Based on what people were saying about him afterward, you would have thought Mason Rudolph was one of those inside linebackers trying to cover tight ends in the Steelers 24-16 victory over the Eagles at Philadelphia’s Lincoln Financial Field on Thursday evening.
It was the second preseason game for Pittsburgh, the second start for Rudolph and the second time in which he failed to lead the offense to a single score before exiting.
On the other hand, Dwayne Haskins was the featured act for the second straight week. And while featured acts usually go on before the headliners in the world of show business, in the case of Haskins, he was able to steal the spotlight yet again by completing 16 of 22 passes for 161 yards and a 22-yard touchdown strike to receiver Anthony Johnson, while helping lead the Steelers to a come-from-behind victory over the second Thursday in a row.
I thought Haskins did a good job of stepping up in the pocket before unleashing that touchdown pass.

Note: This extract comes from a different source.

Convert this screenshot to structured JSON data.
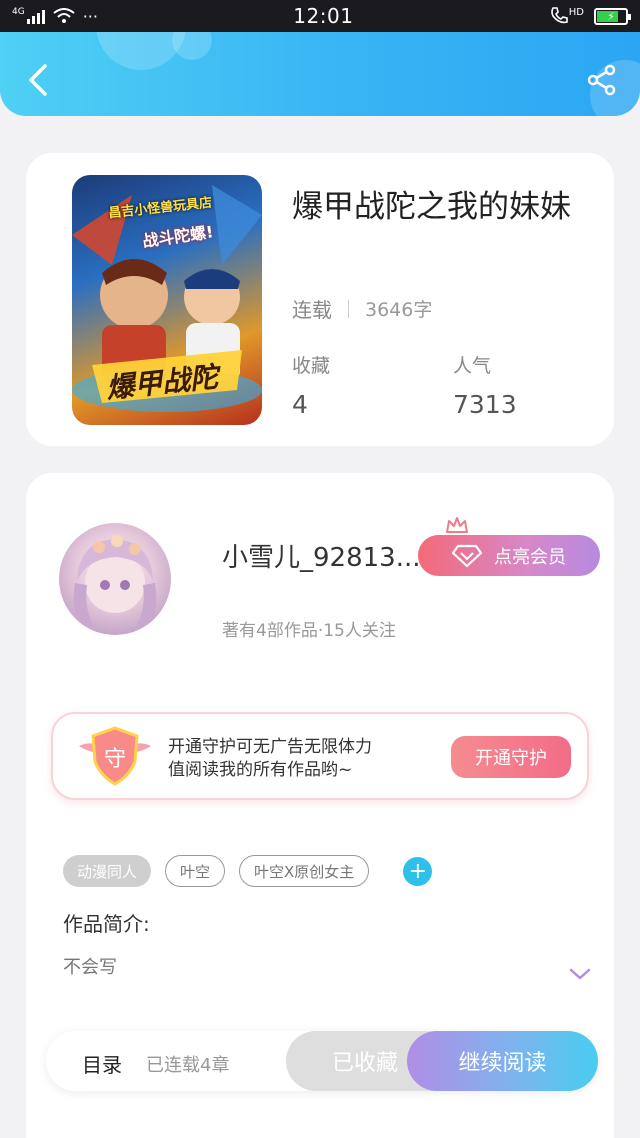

But I also thought Rudolph faced more consistent pressure behind a line made up of folks such as Joe Haeg, Kendrick Green and Chukwuma Okorafor.
To echo head coach Mike Tomlin’s post-game sentiments: Haskins did a good job reading through his progressions—in my opinion, he appeared to be better in that regard than Rudolph. To reiterate, however, Rudolph didn’t have the same kind of time to read through his progressions.
Haskins looked more poised and comfortable. But maybe that’s because he was afforded better protection behind a line that included guard Kevin Dotson and tackle Dan Moore, a rookie fourth-round pick who arrived in town with much less hype than Dotson did a year ago after being picked in the same round but who is starting to grow on more folks with each passing day.
As I watched the game, I kept trying to find ways to finally write off Rudolph, who completed eight of nine passes for 77 yards, but I just couldn’t honestly do that.
I think both quarterbacks improved from their play a week earlier. While Haskins posted a quarterback rating of 108.3—a huge step up from his 70.7 mark in the Hall of Fame Game—Rudolph’s rating of 102.3 was nearly six points higher than his very respectable 96.5 score in the preseason lid-lifter in Canton.
Rudolph faced the more dangerous Eagles’ defenders, but he also had better weapons to work with than did Haskins, who did his damage against future social media influencers. while playing with future Barstool podcasters.
You can argue about these two young quarterbacks until you’re blue in the face.
Who do I think deserves the job as the Steelers’ backup quarterback? I don’t think it’s a matter of deserving. I think it’s a matter of what plans Pittsburgh has for both. If you’re talking about someone who can perhaps fill the role of a backup quarterback better, I’d probably lean toward keeping Rudolph in that spot in 2021. Rudolph has been here for four years. While he might be learning the same new offensive system that Haskins is, he’s not learning a new culture, a new city, new teammates, etc. I would be more than comfortable with Rudolph stepping into a game or starting one and doing enough to win it. That’s really what a backup quarterback is meant to do in an ideal world.
Now, if you’re talking about someone who would have to step in for Roethlisberger following another long-term injury (Heaven forbid), I think Haskins could give the Steelers a better chance to win over the course of a season. As a former first-round pick, Haskins is clearly the more gifted of the two backup passers. He’s got more tools in his tool belt than Rudolph, if you will. Of the two, Haskins passes the eye test in terms of what most teams are looking for in a starting NFL quarterback.
So why shouldn’t Haskins be promoted to the backup quarterback spot? I don’t know. It’s still early, for one thing. For another thing, I’m just trying to be diplomatic.
It’s my way of saying that I like both of these guys. I’m super excited about Haskins and the potential for him to be the heir apparent, but I also think there’s still an opportunity for Rudolph to grow into a good-to-better NFL quarterback.
I think both Mason Rudolph and Dwayne Haskins have handled themselves well through the first two preseason games.
Is there really much to argue about at this point?